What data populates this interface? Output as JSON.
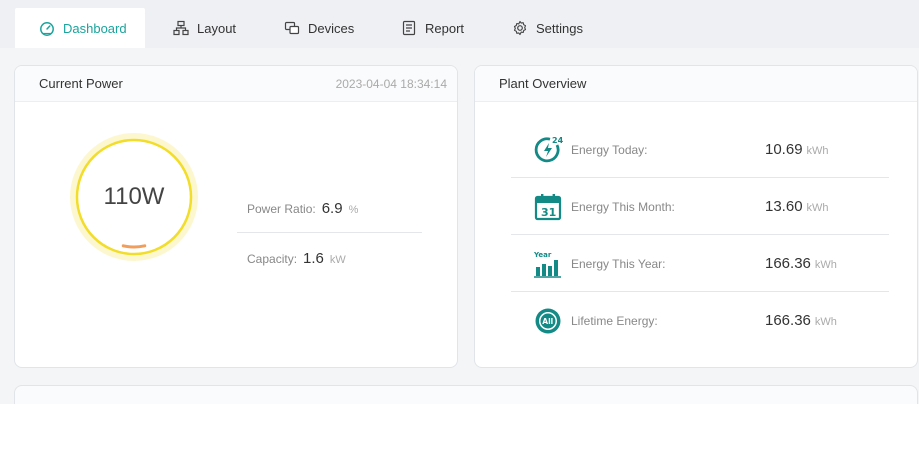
{
  "tabs": [
    {
      "label": "Dashboard",
      "icon": "dashboard-gauge-icon",
      "active": true
    },
    {
      "label": "Layout",
      "icon": "layout-sitemap-icon",
      "active": false
    },
    {
      "label": "Devices",
      "icon": "devices-icon",
      "active": false
    },
    {
      "label": "Report",
      "icon": "report-document-icon",
      "active": false
    },
    {
      "label": "Settings",
      "icon": "gear-icon",
      "active": false
    }
  ],
  "current_power": {
    "title": "Current Power",
    "timestamp": "2023-04-04 18:34:14",
    "value": "110W",
    "power_ratio_label": "Power Ratio:",
    "power_ratio_value": "6.9",
    "power_ratio_unit": "%",
    "power_ratio_fraction": 0.069,
    "capacity_label": "Capacity:",
    "capacity_value": "1.6",
    "capacity_unit": "kW"
  },
  "plant_overview": {
    "title": "Plant Overview",
    "rows": [
      {
        "icon": "energy-today-24h-icon",
        "label": "Energy Today:",
        "value": "10.69",
        "unit": "kWh"
      },
      {
        "icon": "calendar-month-31-icon",
        "label": "Energy This Month:",
        "value": "13.60",
        "unit": "kWh"
      },
      {
        "icon": "year-bar-chart-icon",
        "label": "Energy This Year:",
        "value": "166.36",
        "unit": "kWh"
      },
      {
        "icon": "lifetime-all-icon",
        "label": "Lifetime Energy:",
        "value": "166.36",
        "unit": "kWh"
      }
    ]
  },
  "colors": {
    "accent": "#1ba39c",
    "gauge_ring": "#f2dd2a",
    "gauge_halo": "#fdf7d0",
    "gauge_fill": "#f08c3c"
  }
}
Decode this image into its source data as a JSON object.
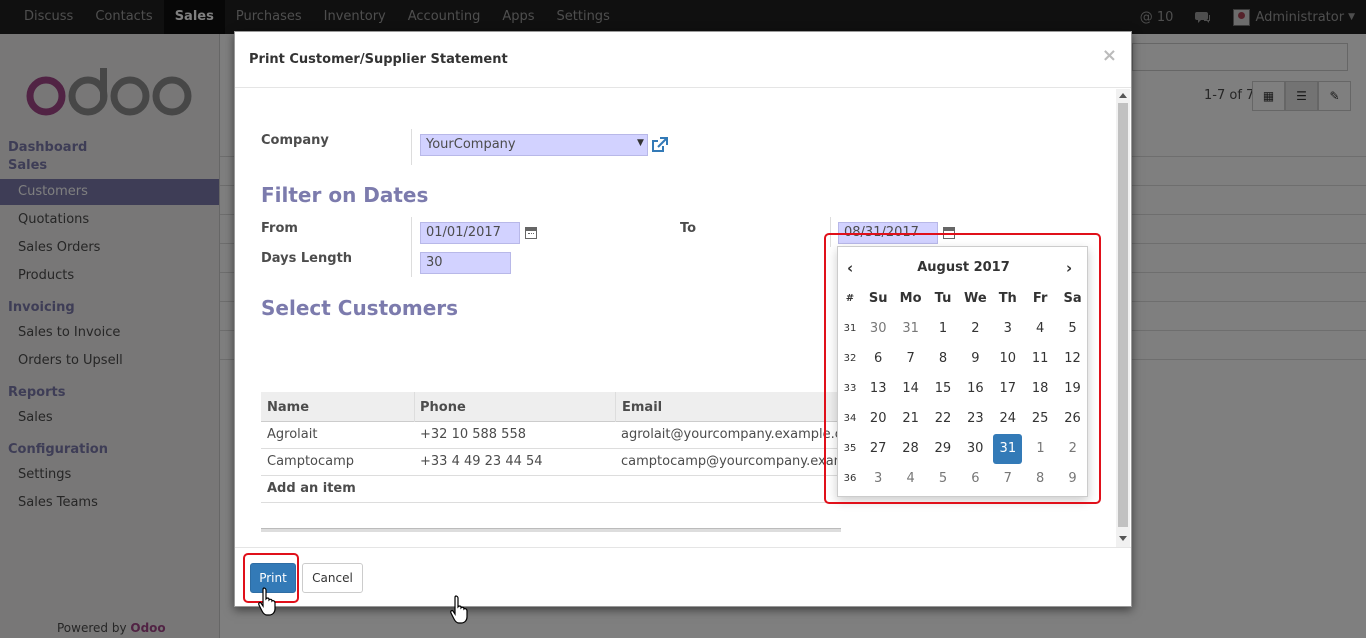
{
  "topbar": {
    "menu": [
      "Discuss",
      "Contacts",
      "Sales",
      "Purchases",
      "Inventory",
      "Accounting",
      "Apps",
      "Settings"
    ],
    "active": "Sales",
    "notifications": "@ 10",
    "user": "Administrator"
  },
  "sidebar": {
    "logo_text": "odoo",
    "dashboard": "Dashboard",
    "sales_head": "Sales",
    "items_sales": [
      "Customers",
      "Quotations",
      "Sales Orders",
      "Products"
    ],
    "invoicing_head": "Invoicing",
    "items_invoicing": [
      "Sales to Invoice",
      "Orders to Upsell"
    ],
    "reports_head": "Reports",
    "items_reports": [
      "Sales"
    ],
    "config_head": "Configuration",
    "items_config": [
      "Settings",
      "Sales Teams"
    ],
    "powered": "Powered by",
    "powered_brand": "Odoo"
  },
  "main": {
    "pager": "1-7 of 7"
  },
  "modal": {
    "title": "Print Customer/Supplier Statement",
    "close": "×",
    "company_label": "Company",
    "company_value": "YourCompany",
    "filter_title": "Filter on Dates",
    "from_label": "From",
    "from_value": "01/01/2017",
    "to_label": "To",
    "to_value": "08/31/2017",
    "days_label": "Days Length",
    "days_value": "30",
    "select_title": "Select Customers",
    "table": {
      "headers": [
        "Name",
        "Phone",
        "Email"
      ],
      "rows": [
        {
          "name": "Agrolait",
          "phone": "+32 10 588 558",
          "email": "agrolait@yourcompany.example.com"
        },
        {
          "name": "Camptocamp",
          "phone": "+33 4 49 23 44 54",
          "email": "camptocamp@yourcompany.example.com"
        }
      ],
      "add_item": "Add an item"
    },
    "print_label": "Print",
    "cancel_label": "Cancel"
  },
  "datepicker": {
    "prev": "‹",
    "next": "›",
    "month": "August 2017",
    "headers": [
      "#",
      "Su",
      "Mo",
      "Tu",
      "We",
      "Th",
      "Fr",
      "Sa"
    ],
    "weeks": [
      {
        "wk": "31",
        "days": [
          "30",
          "31",
          "1",
          "2",
          "3",
          "4",
          "5"
        ],
        "old": [
          0,
          1
        ]
      },
      {
        "wk": "32",
        "days": [
          "6",
          "7",
          "8",
          "9",
          "10",
          "11",
          "12"
        ],
        "old": []
      },
      {
        "wk": "33",
        "days": [
          "13",
          "14",
          "15",
          "16",
          "17",
          "18",
          "19"
        ],
        "old": []
      },
      {
        "wk": "34",
        "days": [
          "20",
          "21",
          "22",
          "23",
          "24",
          "25",
          "26"
        ],
        "old": []
      },
      {
        "wk": "35",
        "days": [
          "27",
          "28",
          "29",
          "30",
          "31",
          "1",
          "2"
        ],
        "old": [
          5,
          6
        ]
      },
      {
        "wk": "36",
        "days": [
          "3",
          "4",
          "5",
          "6",
          "7",
          "8",
          "9"
        ],
        "old": [
          0,
          1,
          2,
          3,
          4,
          5,
          6
        ]
      }
    ],
    "selected": "31"
  },
  "colors": {
    "brand": "#7c7bad",
    "primary": "#337ab7",
    "highlight": "#e0101a",
    "field_bg": "#d2d2ff"
  }
}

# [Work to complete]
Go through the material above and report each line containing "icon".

# [Solution to this problem]
      "icon": "dashboard-gauge-icon",
      "icon": "layout-sitemap-icon",
      "icon": "devices-icon",
      "icon": "report-document-icon",
      "icon": "gear-icon",
        "icon": "energy-today-24h-icon",
        "icon": "calendar-month-31-icon",
        "icon": "year-bar-chart-icon",
        "icon": "lifetime-all-icon",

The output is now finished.